*** Opening of INPUT DATA ***

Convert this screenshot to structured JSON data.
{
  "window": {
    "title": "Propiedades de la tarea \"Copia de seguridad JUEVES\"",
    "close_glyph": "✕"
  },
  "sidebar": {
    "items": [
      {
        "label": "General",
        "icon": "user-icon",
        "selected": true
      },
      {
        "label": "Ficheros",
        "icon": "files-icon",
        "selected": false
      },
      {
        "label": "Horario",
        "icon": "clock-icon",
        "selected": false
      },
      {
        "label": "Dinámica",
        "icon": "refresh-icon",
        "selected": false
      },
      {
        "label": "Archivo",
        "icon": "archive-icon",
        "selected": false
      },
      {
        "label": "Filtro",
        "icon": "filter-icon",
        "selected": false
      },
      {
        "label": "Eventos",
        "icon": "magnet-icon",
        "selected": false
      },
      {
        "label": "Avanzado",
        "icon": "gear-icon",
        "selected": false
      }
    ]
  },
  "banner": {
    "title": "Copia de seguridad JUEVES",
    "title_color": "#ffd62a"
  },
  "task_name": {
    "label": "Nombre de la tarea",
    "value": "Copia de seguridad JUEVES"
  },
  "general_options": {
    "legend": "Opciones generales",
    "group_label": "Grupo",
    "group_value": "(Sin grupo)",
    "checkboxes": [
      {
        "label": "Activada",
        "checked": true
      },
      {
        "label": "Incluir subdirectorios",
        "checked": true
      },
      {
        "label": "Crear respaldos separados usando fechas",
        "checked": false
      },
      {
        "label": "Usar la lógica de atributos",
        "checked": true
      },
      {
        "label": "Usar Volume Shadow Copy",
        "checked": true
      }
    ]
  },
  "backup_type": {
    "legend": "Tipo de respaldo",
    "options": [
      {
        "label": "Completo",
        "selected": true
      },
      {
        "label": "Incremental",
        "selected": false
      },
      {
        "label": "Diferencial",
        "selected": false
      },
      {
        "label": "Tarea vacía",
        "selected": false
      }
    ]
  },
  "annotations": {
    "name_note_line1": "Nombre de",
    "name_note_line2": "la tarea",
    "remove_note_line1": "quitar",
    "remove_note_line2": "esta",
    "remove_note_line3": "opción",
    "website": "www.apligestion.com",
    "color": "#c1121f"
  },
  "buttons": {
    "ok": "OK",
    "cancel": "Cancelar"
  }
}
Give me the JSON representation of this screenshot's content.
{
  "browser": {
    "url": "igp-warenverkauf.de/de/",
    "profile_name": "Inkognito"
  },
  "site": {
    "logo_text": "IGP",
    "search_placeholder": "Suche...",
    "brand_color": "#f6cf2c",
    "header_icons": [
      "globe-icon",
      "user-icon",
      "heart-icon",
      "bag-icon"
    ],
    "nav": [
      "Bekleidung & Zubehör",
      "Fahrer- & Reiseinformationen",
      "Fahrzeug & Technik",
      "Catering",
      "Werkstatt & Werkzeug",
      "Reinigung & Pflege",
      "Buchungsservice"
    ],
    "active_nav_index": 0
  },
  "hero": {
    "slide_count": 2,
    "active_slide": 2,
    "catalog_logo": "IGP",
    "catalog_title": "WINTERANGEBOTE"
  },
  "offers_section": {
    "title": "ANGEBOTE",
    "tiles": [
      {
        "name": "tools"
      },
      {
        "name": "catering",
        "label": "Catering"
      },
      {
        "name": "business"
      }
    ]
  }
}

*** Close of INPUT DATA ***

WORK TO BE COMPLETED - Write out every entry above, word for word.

ANSWER -
Convert this screenshot to structured JSON data.
{
  "window": {
    "title": "Propiedades de la tarea \"Copia de seguridad JUEVES\"",
    "close_glyph": "✕"
  },
  "sidebar": {
    "items": [
      {
        "label": "General",
        "icon": "user-icon",
        "selected": true
      },
      {
        "label": "Ficheros",
        "icon": "files-icon",
        "selected": false
      },
      {
        "label": "Horario",
        "icon": "clock-icon",
        "selected": false
      },
      {
        "label": "Dinámica",
        "icon": "refresh-icon",
        "selected": false
      },
      {
        "label": "Archivo",
        "icon": "archive-icon",
        "selected": false
      },
      {
        "label": "Filtro",
        "icon": "filter-icon",
        "selected": false
      },
      {
        "label": "Eventos",
        "icon": "magnet-icon",
        "selected": false
      },
      {
        "label": "Avanzado",
        "icon": "gear-icon",
        "selected": false
      }
    ]
  },
  "banner": {
    "title": "Copia de seguridad JUEVES",
    "title_color": "#ffd62a"
  },
  "task_name": {
    "label": "Nombre de la tarea",
    "value": "Copia de seguridad JUEVES"
  },
  "general_options": {
    "legend": "Opciones generales",
    "group_label": "Grupo",
    "group_value": "(Sin grupo)",
    "checkboxes": [
      {
        "label": "Activada",
        "checked": true
      },
      {
        "label": "Incluir subdirectorios",
        "checked": true
      },
      {
        "label": "Crear respaldos separados usando fechas",
        "checked": false
      },
      {
        "label": "Usar la lógica de atributos",
        "checked": true
      },
      {
        "label": "Usar Volume Shadow Copy",
        "checked": true
      }
    ]
  },
  "backup_type": {
    "legend": "Tipo de respaldo",
    "options": [
      {
        "label": "Completo",
        "selected": true
      },
      {
        "label": "Incremental",
        "selected": false
      },
      {
        "label": "Diferencial",
        "selected": false
      },
      {
        "label": "Tarea vacía",
        "selected": false
      }
    ]
  },
  "annotations": {
    "name_note_line1": "Nombre de",
    "name_note_line2": "la tarea",
    "remove_note_line1": "quitar",
    "remove_note_line2": "esta",
    "remove_note_line3": "opción",
    "website": "www.apligestion.com",
    "color": "#c1121f"
  },
  "buttons": {
    "ok": "OK",
    "cancel": "Cancelar"
  }
}
Give me the JSON representation of this screenshot's content.
{
  "browser": {
    "url": "igp-warenverkauf.de/de/",
    "profile_name": "Inkognito"
  },
  "site": {
    "logo_text": "IGP",
    "search_placeholder": "Suche...",
    "brand_color": "#f6cf2c",
    "header_icons": [
      "globe-icon",
      "user-icon",
      "heart-icon",
      "bag-icon"
    ],
    "nav": [
      "Bekleidung & Zubehör",
      "Fahrer- & Reiseinformationen",
      "Fahrzeug & Technik",
      "Catering",
      "Werkstatt & Werkzeug",
      "Reinigung & Pflege",
      "Buchungsservice"
    ],
    "active_nav_index": 0
  },
  "hero": {
    "slide_count": 2,
    "active_slide": 2,
    "catalog_logo": "IGP",
    "catalog_title": "WINTERANGEBOTE"
  },
  "offers_section": {
    "title": "ANGEBOTE",
    "tiles": [
      {
        "name": "tools"
      },
      {
        "name": "catering",
        "label": "Catering"
      },
      {
        "name": "business"
      }
    ]
  }
}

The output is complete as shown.